WORK INSTRUCTION: Looking at the entries below, state how many lines contain the word "Created". Give the number alone.

Start of Block

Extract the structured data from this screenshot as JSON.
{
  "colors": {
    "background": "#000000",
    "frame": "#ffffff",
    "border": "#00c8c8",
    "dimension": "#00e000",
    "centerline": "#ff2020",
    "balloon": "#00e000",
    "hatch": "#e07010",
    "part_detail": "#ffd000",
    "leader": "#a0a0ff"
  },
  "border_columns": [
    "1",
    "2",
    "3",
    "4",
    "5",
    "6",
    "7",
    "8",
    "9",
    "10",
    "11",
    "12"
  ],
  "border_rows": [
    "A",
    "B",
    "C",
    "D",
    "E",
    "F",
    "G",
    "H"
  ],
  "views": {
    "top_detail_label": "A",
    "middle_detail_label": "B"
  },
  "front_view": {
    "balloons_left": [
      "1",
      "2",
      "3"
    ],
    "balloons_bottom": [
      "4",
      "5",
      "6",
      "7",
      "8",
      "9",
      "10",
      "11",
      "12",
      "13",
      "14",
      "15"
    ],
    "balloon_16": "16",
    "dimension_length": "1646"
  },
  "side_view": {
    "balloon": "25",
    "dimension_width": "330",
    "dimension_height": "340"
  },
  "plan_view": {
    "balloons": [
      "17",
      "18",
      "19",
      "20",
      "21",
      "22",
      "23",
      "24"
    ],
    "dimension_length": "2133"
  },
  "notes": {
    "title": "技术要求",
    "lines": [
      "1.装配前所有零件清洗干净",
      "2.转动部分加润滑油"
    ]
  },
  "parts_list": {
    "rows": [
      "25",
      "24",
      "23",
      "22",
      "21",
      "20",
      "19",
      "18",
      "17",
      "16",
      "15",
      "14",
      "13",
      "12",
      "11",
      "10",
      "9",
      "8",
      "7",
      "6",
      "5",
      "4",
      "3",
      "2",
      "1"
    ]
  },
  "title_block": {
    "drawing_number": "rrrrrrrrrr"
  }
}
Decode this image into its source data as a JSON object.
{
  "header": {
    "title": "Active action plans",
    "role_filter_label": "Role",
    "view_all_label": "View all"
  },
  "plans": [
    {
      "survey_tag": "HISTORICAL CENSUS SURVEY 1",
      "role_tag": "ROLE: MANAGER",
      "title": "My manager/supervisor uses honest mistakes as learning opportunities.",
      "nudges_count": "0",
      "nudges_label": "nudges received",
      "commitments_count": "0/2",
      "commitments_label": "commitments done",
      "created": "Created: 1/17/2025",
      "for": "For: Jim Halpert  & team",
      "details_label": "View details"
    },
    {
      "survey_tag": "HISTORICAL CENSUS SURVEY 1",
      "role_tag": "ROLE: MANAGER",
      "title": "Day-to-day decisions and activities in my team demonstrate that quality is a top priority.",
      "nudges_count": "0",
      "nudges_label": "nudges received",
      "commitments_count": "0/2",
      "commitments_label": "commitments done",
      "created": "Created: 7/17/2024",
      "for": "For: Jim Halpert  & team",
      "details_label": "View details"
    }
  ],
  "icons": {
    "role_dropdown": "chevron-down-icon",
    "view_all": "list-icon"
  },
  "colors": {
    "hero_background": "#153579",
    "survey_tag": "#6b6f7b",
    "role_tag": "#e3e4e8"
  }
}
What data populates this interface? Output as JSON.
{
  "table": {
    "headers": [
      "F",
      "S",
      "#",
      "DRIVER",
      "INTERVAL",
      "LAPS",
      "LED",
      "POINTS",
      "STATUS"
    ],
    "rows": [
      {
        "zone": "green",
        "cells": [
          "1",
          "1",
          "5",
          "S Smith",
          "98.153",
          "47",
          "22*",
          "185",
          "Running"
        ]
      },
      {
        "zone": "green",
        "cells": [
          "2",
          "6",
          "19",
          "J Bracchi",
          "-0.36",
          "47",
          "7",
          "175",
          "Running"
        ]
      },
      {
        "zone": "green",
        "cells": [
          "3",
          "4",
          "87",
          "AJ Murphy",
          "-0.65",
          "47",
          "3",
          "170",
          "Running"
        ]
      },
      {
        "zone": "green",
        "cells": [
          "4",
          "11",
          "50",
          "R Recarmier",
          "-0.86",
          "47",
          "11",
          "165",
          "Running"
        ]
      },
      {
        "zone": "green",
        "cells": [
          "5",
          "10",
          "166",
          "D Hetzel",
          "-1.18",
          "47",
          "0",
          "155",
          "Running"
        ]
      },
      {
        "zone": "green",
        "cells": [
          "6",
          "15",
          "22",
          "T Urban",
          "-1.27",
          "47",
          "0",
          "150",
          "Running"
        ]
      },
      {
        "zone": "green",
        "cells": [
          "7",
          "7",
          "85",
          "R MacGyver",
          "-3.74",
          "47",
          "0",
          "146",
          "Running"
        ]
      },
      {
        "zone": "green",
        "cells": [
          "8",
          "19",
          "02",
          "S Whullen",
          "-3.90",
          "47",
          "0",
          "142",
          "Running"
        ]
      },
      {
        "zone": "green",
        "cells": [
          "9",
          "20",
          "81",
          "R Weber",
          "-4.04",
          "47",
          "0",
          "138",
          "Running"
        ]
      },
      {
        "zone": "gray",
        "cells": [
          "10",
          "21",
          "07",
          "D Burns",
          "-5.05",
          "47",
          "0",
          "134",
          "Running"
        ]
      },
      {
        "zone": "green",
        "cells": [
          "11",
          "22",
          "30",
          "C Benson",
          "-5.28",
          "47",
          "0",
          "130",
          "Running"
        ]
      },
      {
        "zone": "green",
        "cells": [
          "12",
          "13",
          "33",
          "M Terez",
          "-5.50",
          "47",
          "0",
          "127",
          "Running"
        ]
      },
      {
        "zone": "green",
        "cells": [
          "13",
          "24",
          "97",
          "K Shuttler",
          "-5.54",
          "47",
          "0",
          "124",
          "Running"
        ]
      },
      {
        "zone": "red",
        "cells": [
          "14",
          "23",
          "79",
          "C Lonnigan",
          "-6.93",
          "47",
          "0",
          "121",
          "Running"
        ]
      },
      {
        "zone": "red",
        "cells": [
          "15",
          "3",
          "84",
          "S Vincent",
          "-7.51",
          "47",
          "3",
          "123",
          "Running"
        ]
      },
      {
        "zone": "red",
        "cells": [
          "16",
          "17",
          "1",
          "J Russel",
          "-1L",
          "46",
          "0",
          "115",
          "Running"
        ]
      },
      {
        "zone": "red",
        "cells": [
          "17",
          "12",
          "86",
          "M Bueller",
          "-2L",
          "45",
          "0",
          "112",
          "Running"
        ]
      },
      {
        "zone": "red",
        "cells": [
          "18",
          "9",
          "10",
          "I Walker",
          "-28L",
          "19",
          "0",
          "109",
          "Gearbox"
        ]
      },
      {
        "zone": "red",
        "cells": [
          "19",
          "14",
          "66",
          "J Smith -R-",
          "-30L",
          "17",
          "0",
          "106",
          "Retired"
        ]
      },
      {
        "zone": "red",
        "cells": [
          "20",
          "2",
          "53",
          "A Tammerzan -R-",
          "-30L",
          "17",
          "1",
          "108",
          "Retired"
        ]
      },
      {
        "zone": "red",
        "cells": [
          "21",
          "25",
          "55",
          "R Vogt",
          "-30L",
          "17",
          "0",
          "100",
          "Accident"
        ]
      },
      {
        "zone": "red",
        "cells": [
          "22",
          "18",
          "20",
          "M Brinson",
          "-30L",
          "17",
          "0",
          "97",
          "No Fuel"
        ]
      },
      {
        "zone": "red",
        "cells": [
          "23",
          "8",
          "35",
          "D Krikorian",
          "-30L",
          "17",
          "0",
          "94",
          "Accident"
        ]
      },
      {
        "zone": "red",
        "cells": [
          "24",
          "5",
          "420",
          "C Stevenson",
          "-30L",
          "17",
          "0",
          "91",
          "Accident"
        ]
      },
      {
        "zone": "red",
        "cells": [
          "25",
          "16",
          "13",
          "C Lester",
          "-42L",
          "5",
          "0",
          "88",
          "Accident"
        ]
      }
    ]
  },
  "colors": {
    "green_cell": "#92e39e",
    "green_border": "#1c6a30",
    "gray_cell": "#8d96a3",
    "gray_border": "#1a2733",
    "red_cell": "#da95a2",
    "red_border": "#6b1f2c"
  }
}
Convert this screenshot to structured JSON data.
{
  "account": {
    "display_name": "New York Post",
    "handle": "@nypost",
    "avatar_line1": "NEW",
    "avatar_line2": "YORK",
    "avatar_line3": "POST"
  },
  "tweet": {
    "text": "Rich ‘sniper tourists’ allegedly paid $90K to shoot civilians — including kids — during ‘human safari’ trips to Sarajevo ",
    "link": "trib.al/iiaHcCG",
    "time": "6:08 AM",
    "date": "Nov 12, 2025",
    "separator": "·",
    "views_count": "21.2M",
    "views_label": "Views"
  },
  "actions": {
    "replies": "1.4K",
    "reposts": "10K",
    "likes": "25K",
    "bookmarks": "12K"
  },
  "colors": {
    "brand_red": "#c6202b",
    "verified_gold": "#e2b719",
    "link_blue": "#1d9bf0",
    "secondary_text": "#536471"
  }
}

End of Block

EXERCISE OUTPUT: 2